**Items from a dataset**.
################

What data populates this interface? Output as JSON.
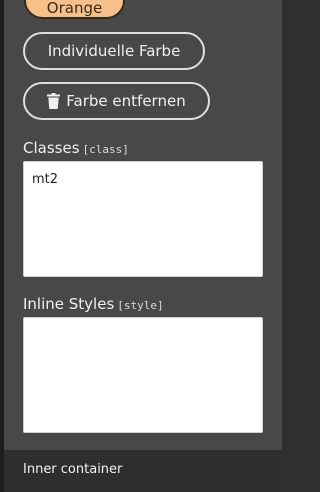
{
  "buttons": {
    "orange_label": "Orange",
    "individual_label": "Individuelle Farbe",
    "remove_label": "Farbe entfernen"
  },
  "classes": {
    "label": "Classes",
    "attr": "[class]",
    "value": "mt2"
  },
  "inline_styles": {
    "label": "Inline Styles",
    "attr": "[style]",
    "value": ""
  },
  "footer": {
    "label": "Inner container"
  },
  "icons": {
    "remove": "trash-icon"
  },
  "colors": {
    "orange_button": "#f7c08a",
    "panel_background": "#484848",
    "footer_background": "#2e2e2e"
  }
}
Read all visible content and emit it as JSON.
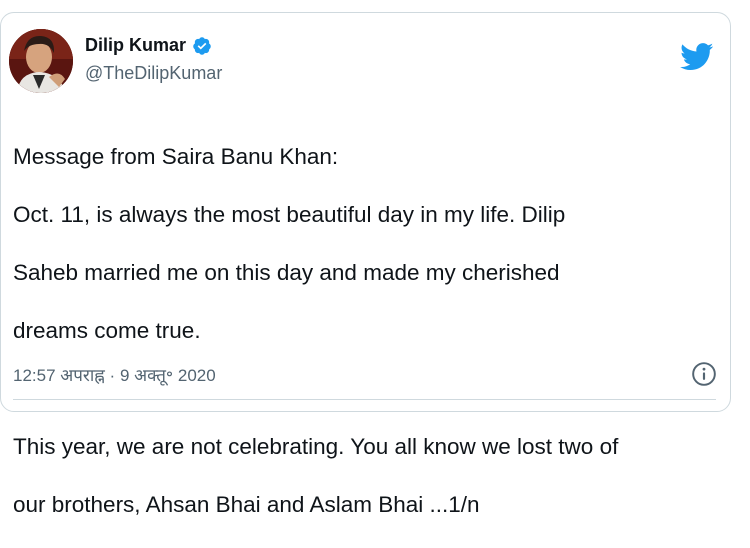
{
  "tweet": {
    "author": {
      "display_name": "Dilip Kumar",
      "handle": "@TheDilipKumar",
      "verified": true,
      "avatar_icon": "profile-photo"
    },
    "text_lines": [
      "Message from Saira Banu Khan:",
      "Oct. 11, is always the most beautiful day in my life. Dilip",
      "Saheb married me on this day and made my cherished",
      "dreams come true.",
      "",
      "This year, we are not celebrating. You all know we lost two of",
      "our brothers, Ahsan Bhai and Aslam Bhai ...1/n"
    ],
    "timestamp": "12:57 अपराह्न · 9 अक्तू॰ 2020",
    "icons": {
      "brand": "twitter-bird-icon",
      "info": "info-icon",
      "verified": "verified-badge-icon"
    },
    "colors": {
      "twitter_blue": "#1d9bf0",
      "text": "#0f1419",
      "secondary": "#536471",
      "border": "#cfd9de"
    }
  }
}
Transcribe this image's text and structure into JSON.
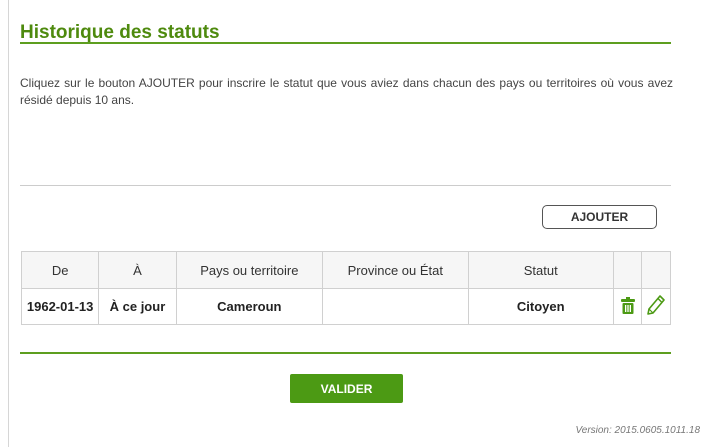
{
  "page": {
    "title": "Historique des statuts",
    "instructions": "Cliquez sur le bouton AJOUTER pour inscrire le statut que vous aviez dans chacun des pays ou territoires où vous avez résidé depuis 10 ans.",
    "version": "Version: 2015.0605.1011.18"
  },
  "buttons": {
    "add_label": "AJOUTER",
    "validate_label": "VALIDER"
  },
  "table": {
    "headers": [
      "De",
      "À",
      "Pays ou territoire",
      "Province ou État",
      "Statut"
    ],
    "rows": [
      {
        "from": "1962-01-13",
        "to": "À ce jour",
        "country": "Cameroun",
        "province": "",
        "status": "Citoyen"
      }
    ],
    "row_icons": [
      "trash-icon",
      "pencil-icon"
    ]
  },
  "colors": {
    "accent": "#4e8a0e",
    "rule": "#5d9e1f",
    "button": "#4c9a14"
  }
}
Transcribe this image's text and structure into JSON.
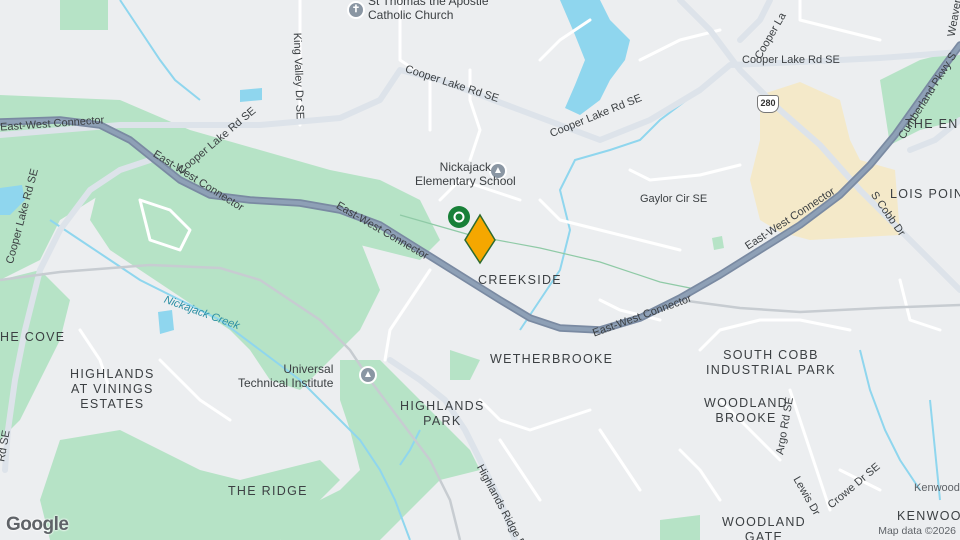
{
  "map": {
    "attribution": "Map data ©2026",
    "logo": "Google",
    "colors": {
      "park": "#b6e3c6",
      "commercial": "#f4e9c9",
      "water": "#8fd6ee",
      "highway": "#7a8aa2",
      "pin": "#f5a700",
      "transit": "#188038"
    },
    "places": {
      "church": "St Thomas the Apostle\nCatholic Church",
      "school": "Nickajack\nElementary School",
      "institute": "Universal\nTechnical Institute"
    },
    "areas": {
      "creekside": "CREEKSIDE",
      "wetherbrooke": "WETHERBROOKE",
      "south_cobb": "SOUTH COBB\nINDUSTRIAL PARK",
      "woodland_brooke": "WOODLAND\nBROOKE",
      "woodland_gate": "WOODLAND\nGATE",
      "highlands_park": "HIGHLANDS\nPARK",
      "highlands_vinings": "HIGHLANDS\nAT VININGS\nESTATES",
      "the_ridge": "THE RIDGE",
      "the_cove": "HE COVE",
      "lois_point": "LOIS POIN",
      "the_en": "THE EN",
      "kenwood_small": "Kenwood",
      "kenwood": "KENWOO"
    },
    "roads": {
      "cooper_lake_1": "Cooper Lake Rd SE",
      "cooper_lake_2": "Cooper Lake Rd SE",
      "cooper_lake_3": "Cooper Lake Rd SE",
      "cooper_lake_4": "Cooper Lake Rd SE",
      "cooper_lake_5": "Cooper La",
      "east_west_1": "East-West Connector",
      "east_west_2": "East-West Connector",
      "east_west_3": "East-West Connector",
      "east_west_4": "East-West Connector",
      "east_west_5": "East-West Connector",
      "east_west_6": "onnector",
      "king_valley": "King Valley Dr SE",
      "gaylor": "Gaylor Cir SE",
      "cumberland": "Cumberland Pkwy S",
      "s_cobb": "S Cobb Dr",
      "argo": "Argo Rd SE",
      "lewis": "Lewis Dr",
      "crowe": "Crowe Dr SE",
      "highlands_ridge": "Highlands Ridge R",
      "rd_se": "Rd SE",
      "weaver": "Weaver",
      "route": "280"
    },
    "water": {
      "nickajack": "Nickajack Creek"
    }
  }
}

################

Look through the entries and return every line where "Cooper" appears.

      "cooper_lake_1": "Cooper Lake Rd SE",
      "cooper_lake_2": "Cooper Lake Rd SE",
      "cooper_lake_3": "Cooper Lake Rd SE",
      "cooper_lake_4": "Cooper Lake Rd SE",
      "cooper_lake_5": "Cooper La",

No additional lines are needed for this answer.